WHAT IS BEING ASKED:
Give all of the data below again exactly, and drop the images.
################
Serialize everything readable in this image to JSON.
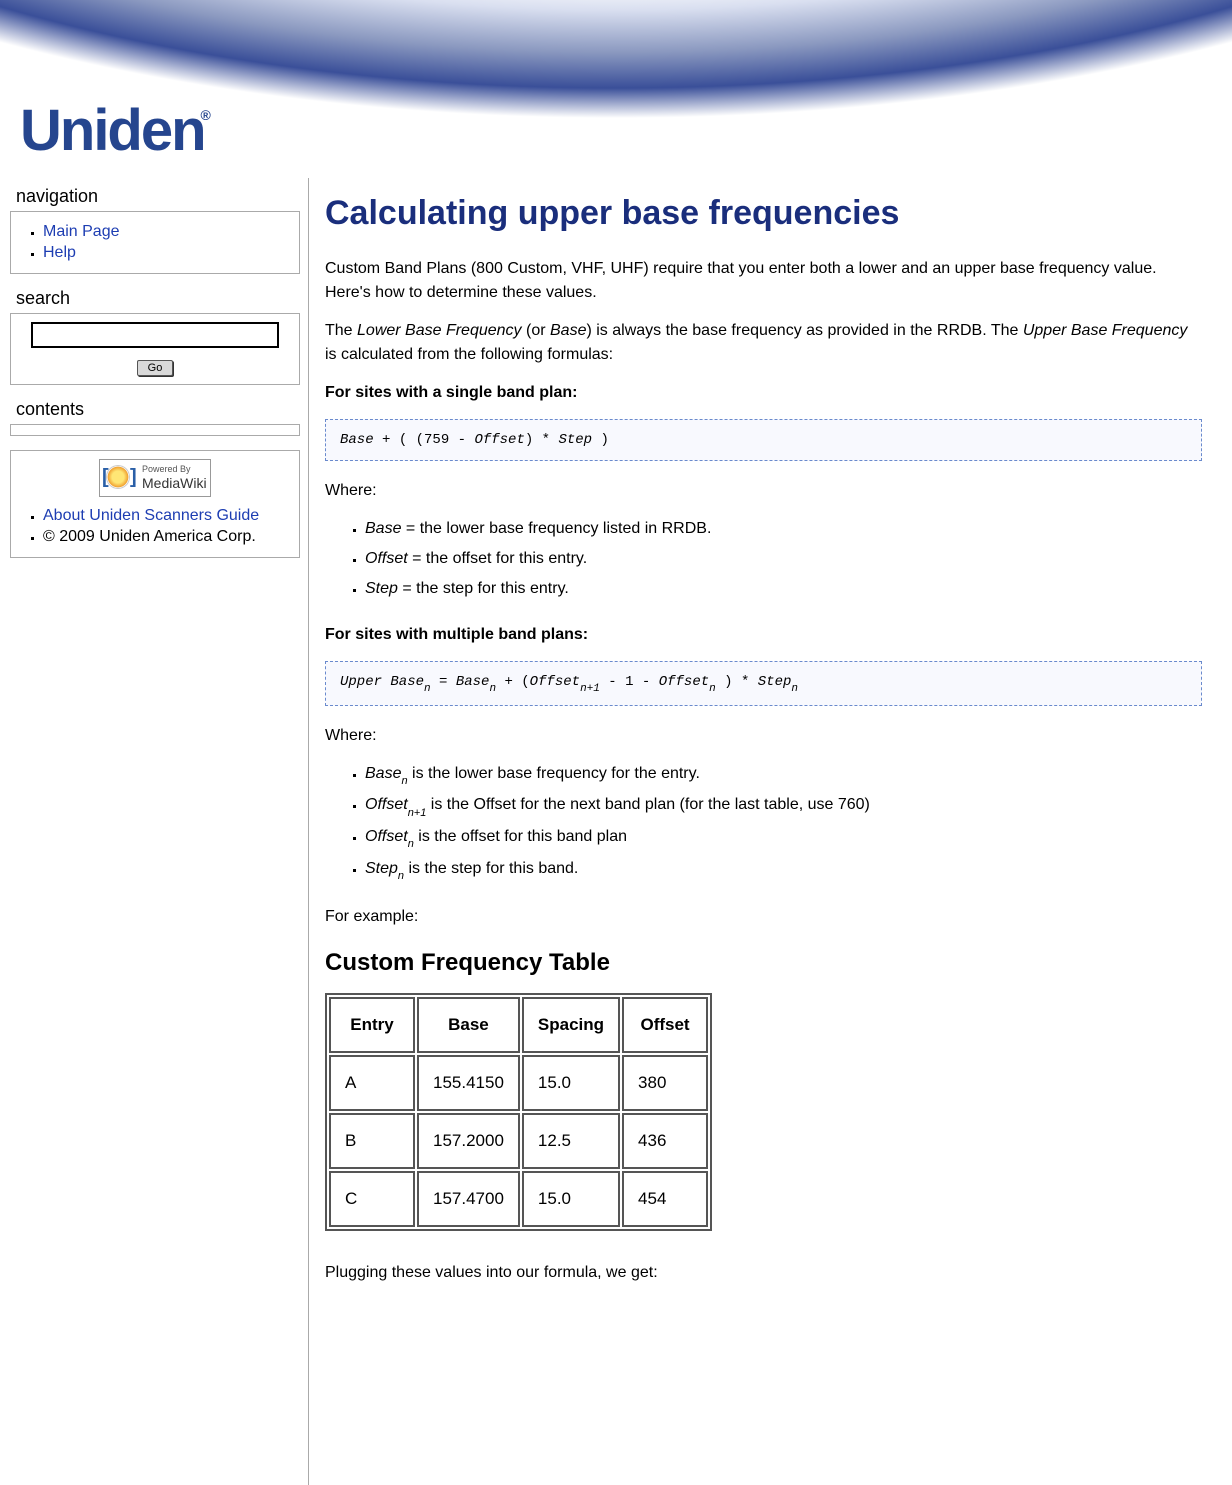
{
  "logo_text": "Uniden",
  "nav": {
    "title": "navigation",
    "items": [
      {
        "label": "Main Page"
      },
      {
        "label": "Help"
      }
    ]
  },
  "search": {
    "title": "search",
    "value": "",
    "go_label": "Go"
  },
  "contents": {
    "title": "contents"
  },
  "about": {
    "powered_top": "Powered By",
    "powered_name": "MediaWiki",
    "items": [
      {
        "label": "About Uniden Scanners Guide",
        "link": true
      },
      {
        "label": "© 2009 Uniden America Corp.",
        "link": false
      }
    ]
  },
  "article": {
    "title": "Calculating upper base frequencies",
    "intro1": "Custom Band Plans (800 Custom, VHF, UHF) require that you enter both a lower and an upper base frequency value. Here's how to determine these values.",
    "intro2_pre": "The ",
    "intro2_i1": "Lower Base Frequency",
    "intro2_mid1": " (or ",
    "intro2_i2": "Base",
    "intro2_mid2": ") is always the base frequency as provided in the RRDB. The ",
    "intro2_i3": "Upper Base Frequency",
    "intro2_post": " is calculated from the following formulas:",
    "single_hdr": "For sites with a single band plan:",
    "formula1": {
      "base": "Base",
      "plus": " + ( (759 - ",
      "offset": "Offset",
      "mid": ") * ",
      "step": "Step",
      "end": " )"
    },
    "where": "Where:",
    "single_defs": [
      {
        "term": "Base",
        "text": " = the lower base frequency listed in RRDB."
      },
      {
        "term": "Offset",
        "text": " = the offset for this entry."
      },
      {
        "term": "Step",
        "text": " = the step for this entry."
      }
    ],
    "multi_hdr": "For sites with multiple band plans:",
    "formula2": {
      "a": "Upper Base",
      "b": " = ",
      "c": "Base",
      "d": " + (",
      "e": "Offset",
      "f": " - 1 - ",
      "g": "Offset",
      "h": " ) * ",
      "i": "Step",
      "sub_n": "n",
      "sub_np1": "n+1"
    },
    "multi_defs": [
      {
        "term": "Base",
        "sub": "n",
        "text": " is the lower base frequency for the entry."
      },
      {
        "term": "Offset",
        "sub": "n+1",
        "text": " is the Offset for the next band plan (for the last table, use 760)"
      },
      {
        "term": "Offset",
        "sub": "n",
        "text": " is the offset for this band plan"
      },
      {
        "term": "Step",
        "sub": "n",
        "text": " is the step for this band."
      }
    ],
    "for_example": "For example:",
    "table": {
      "title": "Custom Frequency Table",
      "headers": [
        "Entry",
        "Base",
        "Spacing",
        "Offset"
      ],
      "rows": [
        [
          "A",
          "155.4150",
          "15.0",
          "380"
        ],
        [
          "B",
          "157.2000",
          "12.5",
          "436"
        ],
        [
          "C",
          "157.4700",
          "15.0",
          "454"
        ]
      ]
    },
    "plugging": "Plugging these values into our formula, we get:"
  },
  "chart_data": {
    "type": "table",
    "title": "Custom Frequency Table",
    "columns": [
      "Entry",
      "Base",
      "Spacing",
      "Offset"
    ],
    "rows": [
      {
        "Entry": "A",
        "Base": 155.415,
        "Spacing": 15.0,
        "Offset": 380
      },
      {
        "Entry": "B",
        "Base": 157.2,
        "Spacing": 12.5,
        "Offset": 436
      },
      {
        "Entry": "C",
        "Base": 157.47,
        "Spacing": 15.0,
        "Offset": 454
      }
    ]
  }
}
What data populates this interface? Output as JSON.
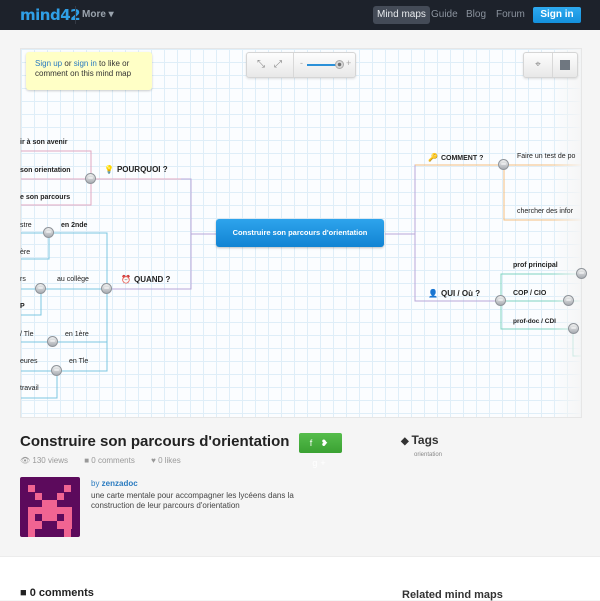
{
  "header": {
    "logo": "mind42",
    "more_label": "More ▾",
    "nav": [
      "Mind maps",
      "Guide",
      "Blog",
      "Forum"
    ],
    "active_nav": "Mind maps",
    "signin_label": "Sign in"
  },
  "map": {
    "signup_note": {
      "signup_link": "Sign up",
      "or": " or ",
      "signin_link": "sign in",
      "rest": " to like or comment on this mind map"
    },
    "toolbar": {
      "collapse_icon": "⤡",
      "expand_icon": "⤢",
      "zoom_minus": "-",
      "zoom_plus": "+",
      "zoom_level": 0.85,
      "center_icon": "⌖",
      "fullscreen_icon": "⤢"
    },
    "root": "Construire son parcours d'orientation",
    "branches": {
      "pourquoi": {
        "label": "POURQUOI ?",
        "icon": "💡",
        "color": "#e0a8c0",
        "children": [
          "ir à son avenir",
          "son orientation",
          "e son parcours"
        ]
      },
      "quand": {
        "label": "QUAND ?",
        "icon": "⏰",
        "color": "#7cc6e0",
        "children": [
          {
            "label": "en 2nde",
            "children": [
              "stre",
              "ère"
            ]
          },
          {
            "label": "au collège",
            "children": [
              "rs",
              "P"
            ]
          },
          {
            "label": "en 1ère",
            "children": [
              "/ Tle"
            ]
          },
          {
            "label": "en Tle",
            "children": [
              "eures",
              "travail"
            ]
          }
        ]
      },
      "comment": {
        "label": "COMMENT ?",
        "icon": "🔑",
        "color": "#f5c080",
        "children": [
          "Faire un test de po",
          "chercher des infor"
        ]
      },
      "qui": {
        "label": "QUI / Où ?",
        "icon": "👤",
        "color": "#7fd4c0",
        "children": [
          "prof principal",
          "COP / CIO",
          "prof-doc / CDI"
        ]
      }
    }
  },
  "details": {
    "title": "Construire son parcours d'orientation",
    "share_label": "f ❥ g+",
    "views": "130 views",
    "comments": "0 comments",
    "likes": "0 likes",
    "author_prefix": "by ",
    "author": "zenzadoc",
    "description": "une carte mentale pour accompagner les lycéens dans la construction de leur parcours d'orientation"
  },
  "tags": {
    "title": "Tags",
    "items": [
      "orientation"
    ]
  },
  "footer": {
    "comments_heading": "0 comments",
    "related_heading": "Related mind maps"
  },
  "colors": {
    "topbar": "#1d222b",
    "accent": "#1a91dd",
    "share_green": "#45ad3c",
    "avatar_bg": "#5c0a5c",
    "avatar_fg": "#f06492"
  }
}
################
OUTPUT FOR THIS TASK:
Serialize everything readable in this image to JSON.
{
  "logo_text": "Uniden",
  "nav": {
    "title": "navigation",
    "items": [
      {
        "label": "Main Page"
      },
      {
        "label": "Help"
      }
    ]
  },
  "search": {
    "title": "search",
    "value": "",
    "go_label": "Go"
  },
  "contents": {
    "title": "contents"
  },
  "about": {
    "powered_top": "Powered By",
    "powered_name": "MediaWiki",
    "items": [
      {
        "label": "About Uniden Scanners Guide",
        "link": true
      },
      {
        "label": "© 2009 Uniden America Corp.",
        "link": false
      }
    ]
  },
  "article": {
    "title": "Calculating upper base frequencies",
    "intro1": "Custom Band Plans (800 Custom, VHF, UHF) require that you enter both a lower and an upper base frequency value. Here's how to determine these values.",
    "intro2_pre": "The ",
    "intro2_i1": "Lower Base Frequency",
    "intro2_mid1": " (or ",
    "intro2_i2": "Base",
    "intro2_mid2": ") is always the base frequency as provided in the RRDB. The ",
    "intro2_i3": "Upper Base Frequency",
    "intro2_post": " is calculated from the following formulas:",
    "single_hdr": "For sites with a single band plan:",
    "formula1": {
      "base": "Base",
      "plus": " + ( (759 - ",
      "offset": "Offset",
      "mid": ") * ",
      "step": "Step",
      "end": " )"
    },
    "where": "Where:",
    "single_defs": [
      {
        "term": "Base",
        "text": " = the lower base frequency listed in RRDB."
      },
      {
        "term": "Offset",
        "text": " = the offset for this entry."
      },
      {
        "term": "Step",
        "text": " = the step for this entry."
      }
    ],
    "multi_hdr": "For sites with multiple band plans:",
    "formula2": {
      "a": "Upper Base",
      "b": " = ",
      "c": "Base",
      "d": " + (",
      "e": "Offset",
      "f": " - 1 - ",
      "g": "Offset",
      "h": " ) * ",
      "i": "Step",
      "sub_n": "n",
      "sub_np1": "n+1"
    },
    "multi_defs": [
      {
        "term": "Base",
        "sub": "n",
        "text": " is the lower base frequency for the entry."
      },
      {
        "term": "Offset",
        "sub": "n+1",
        "text": " is the Offset for the next band plan (for the last table, use 760)"
      },
      {
        "term": "Offset",
        "sub": "n",
        "text": " is the offset for this band plan"
      },
      {
        "term": "Step",
        "sub": "n",
        "text": " is the step for this band."
      }
    ],
    "for_example": "For example:",
    "table": {
      "title": "Custom Frequency Table",
      "headers": [
        "Entry",
        "Base",
        "Spacing",
        "Offset"
      ],
      "rows": [
        [
          "A",
          "155.4150",
          "15.0",
          "380"
        ],
        [
          "B",
          "157.2000",
          "12.5",
          "436"
        ],
        [
          "C",
          "157.4700",
          "15.0",
          "454"
        ]
      ]
    },
    "plugging": "Plugging these values into our formula, we get:"
  },
  "chart_data": {
    "type": "table",
    "title": "Custom Frequency Table",
    "columns": [
      "Entry",
      "Base",
      "Spacing",
      "Offset"
    ],
    "rows": [
      {
        "Entry": "A",
        "Base": 155.415,
        "Spacing": 15.0,
        "Offset": 380
      },
      {
        "Entry": "B",
        "Base": 157.2,
        "Spacing": 12.5,
        "Offset": 436
      },
      {
        "Entry": "C",
        "Base": 157.47,
        "Spacing": 15.0,
        "Offset": 454
      }
    ]
  }
}
What data populates this interface? Output as JSON.
{
  "header": {
    "logo": "mind42",
    "more_label": "More ▾",
    "nav": [
      "Mind maps",
      "Guide",
      "Blog",
      "Forum"
    ],
    "active_nav": "Mind maps",
    "signin_label": "Sign in"
  },
  "map": {
    "signup_note": {
      "signup_link": "Sign up",
      "or": " or ",
      "signin_link": "sign in",
      "rest": " to like or comment on this mind map"
    },
    "toolbar": {
      "collapse_icon": "⤡",
      "expand_icon": "⤢",
      "zoom_minus": "-",
      "zoom_plus": "+",
      "zoom_level": 0.85,
      "center_icon": "⌖",
      "fullscreen_icon": "⤢"
    },
    "root": "Construire son parcours d'orientation",
    "branches": {
      "pourquoi": {
        "label": "POURQUOI ?",
        "icon": "💡",
        "color": "#e0a8c0",
        "children": [
          "ir à son avenir",
          "son orientation",
          "e son parcours"
        ]
      },
      "quand": {
        "label": "QUAND ?",
        "icon": "⏰",
        "color": "#7cc6e0",
        "children": [
          {
            "label": "en 2nde",
            "children": [
              "stre",
              "ère"
            ]
          },
          {
            "label": "au collège",
            "children": [
              "rs",
              "P"
            ]
          },
          {
            "label": "en 1ère",
            "children": [
              "/ Tle"
            ]
          },
          {
            "label": "en Tle",
            "children": [
              "eures",
              "travail"
            ]
          }
        ]
      },
      "comment": {
        "label": "COMMENT ?",
        "icon": "🔑",
        "color": "#f5c080",
        "children": [
          "Faire un test de po",
          "chercher des infor"
        ]
      },
      "qui": {
        "label": "QUI / Où ?",
        "icon": "👤",
        "color": "#7fd4c0",
        "children": [
          "prof principal",
          "COP / CIO",
          "prof-doc / CDI"
        ]
      }
    }
  },
  "details": {
    "title": "Construire son parcours d'orientation",
    "share_label": "f ❥ g+",
    "views": "130 views",
    "comments": "0 comments",
    "likes": "0 likes",
    "author_prefix": "by ",
    "author": "zenzadoc",
    "description": "une carte mentale pour accompagner les lycéens dans la construction de leur parcours d'orientation"
  },
  "tags": {
    "title": "Tags",
    "items": [
      "orientation"
    ]
  },
  "footer": {
    "comments_heading": "0 comments",
    "related_heading": "Related mind maps"
  },
  "colors": {
    "topbar": "#1d222b",
    "accent": "#1a91dd",
    "share_green": "#45ad3c",
    "avatar_bg": "#5c0a5c",
    "avatar_fg": "#f06492"
  }
}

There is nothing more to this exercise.